In the aftermath of the South Hall scare several weeks ago — wherein a student reportedly berated passersby with the threat of a gun — greater attention has been given to the campus’ emergency preparedness. And while the South Hall incident ended peacefully, the UCSB Police Dept. and its counterparts in the county say they are adequately prepared, should violence erupt on campus.
The Isla Vista Foot Patrol and UCSB’s Police Dept. said they plan in advance for incidents of this nature. UCPD Capt. Mike Foster said his department prepares for potentially armed conflicts — such as recent tragedies like the Virginia Tech shootings — on a regular basis. In the case of an active gunman, he said, officers would immediately zone in on the calamity.
“We have trained all of our personnel on an active-shooter situation,” Foster said. “[First responders] are going to go in and try to apprehend or neutralize the shooter.”
Should a shooter be identified, UCPD would have backup from other local authorities, including the IVFP and the SB County Sheriff’s Dept., Foster said.
“The mutual aid works pretty well between the Sheriff’s Dept. and the university police, because we work so well together,” Lt. Brian Olmstead of the IVFP said. “It’s like one department in itself.”
To caution students in the case of a gun terror, Olmstead said, local dispatchers would also notify students via the UCSB Alert system, which sends e-mail and text-message notifications. That system has come under fire after the South Hall incident, but officials say Friday’s test should help to iron out any problems they encountered.
While a structured response is in place, should a situation with a gunman arise on campus, Olmstead said, local authorities are always considering new contingencies and eventualities.
“Law enforcement is always evolving,” Olmstead said. “Every incident we have, law enforcement will look at the incident and say, what happened, what did the suspect do, what did we do wrong and what did we do right? Even Halloween — we’ll evaluate our Halloween operations and we’ll evaluate that.”
The recent incident at South Hall notwithstanding, students are fairly calm. And while recent school shootings have given her quite a scare, first-year psychology major Liliana Salacar said things seem stable at UCSB.
“It’s kind of scary when you hear about things like Virginia Tech, but I feel pretty safe,” Salacar said.
Although the South Hall incident ended peacefully, law enforcement officials are confident the community is in good hands if a similar situation turns violent.

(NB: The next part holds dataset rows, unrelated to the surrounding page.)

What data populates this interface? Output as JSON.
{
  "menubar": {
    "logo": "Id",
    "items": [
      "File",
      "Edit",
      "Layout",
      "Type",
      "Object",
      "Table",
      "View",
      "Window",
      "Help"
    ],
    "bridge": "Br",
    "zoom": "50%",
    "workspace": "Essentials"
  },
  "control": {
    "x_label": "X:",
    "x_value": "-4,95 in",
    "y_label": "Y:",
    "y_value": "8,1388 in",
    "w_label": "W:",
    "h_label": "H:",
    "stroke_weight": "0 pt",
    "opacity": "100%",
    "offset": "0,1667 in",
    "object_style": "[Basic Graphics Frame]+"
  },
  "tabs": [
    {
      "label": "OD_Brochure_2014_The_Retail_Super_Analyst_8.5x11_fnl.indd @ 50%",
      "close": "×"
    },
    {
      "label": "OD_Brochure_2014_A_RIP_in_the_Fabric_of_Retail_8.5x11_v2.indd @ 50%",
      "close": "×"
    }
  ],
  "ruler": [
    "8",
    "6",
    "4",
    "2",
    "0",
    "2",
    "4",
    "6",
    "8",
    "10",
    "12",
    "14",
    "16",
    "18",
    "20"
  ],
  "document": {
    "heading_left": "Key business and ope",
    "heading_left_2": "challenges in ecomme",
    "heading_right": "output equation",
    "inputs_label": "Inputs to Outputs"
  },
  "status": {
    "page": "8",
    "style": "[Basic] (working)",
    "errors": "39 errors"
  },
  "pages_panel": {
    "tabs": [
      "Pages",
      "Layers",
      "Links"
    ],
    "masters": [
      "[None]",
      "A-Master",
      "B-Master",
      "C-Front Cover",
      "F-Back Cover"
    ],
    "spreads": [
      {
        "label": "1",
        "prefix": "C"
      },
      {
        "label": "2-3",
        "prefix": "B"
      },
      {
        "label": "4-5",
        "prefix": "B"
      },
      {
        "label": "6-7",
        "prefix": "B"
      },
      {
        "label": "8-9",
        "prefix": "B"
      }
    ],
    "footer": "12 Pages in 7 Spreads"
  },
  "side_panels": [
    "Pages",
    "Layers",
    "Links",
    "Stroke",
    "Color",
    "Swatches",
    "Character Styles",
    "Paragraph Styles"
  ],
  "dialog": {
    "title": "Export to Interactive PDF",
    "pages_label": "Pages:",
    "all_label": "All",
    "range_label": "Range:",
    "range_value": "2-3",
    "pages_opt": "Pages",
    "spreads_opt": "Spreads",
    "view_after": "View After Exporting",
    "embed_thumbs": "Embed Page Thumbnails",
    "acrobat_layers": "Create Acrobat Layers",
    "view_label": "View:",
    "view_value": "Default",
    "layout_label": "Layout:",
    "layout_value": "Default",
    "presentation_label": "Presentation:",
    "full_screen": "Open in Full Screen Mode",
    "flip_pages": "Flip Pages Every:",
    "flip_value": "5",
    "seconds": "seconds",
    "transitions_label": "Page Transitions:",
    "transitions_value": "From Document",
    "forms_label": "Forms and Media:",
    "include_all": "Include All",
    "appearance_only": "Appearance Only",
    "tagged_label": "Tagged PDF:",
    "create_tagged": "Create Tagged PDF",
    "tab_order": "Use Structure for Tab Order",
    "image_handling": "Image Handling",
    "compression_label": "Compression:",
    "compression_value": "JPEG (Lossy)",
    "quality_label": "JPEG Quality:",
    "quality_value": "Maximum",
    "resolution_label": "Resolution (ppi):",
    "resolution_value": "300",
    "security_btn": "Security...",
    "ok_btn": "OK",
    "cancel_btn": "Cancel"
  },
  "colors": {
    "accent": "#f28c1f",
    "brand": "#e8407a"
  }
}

“California law enforcement is top-notch,” Olmstead said. “When the call does go out, I’m confident that all the people that work for Isla Vista Foot Patrol and the people in Goleta and campus police are the best cops in this area, and they’re really dedicated to protecting everyone.”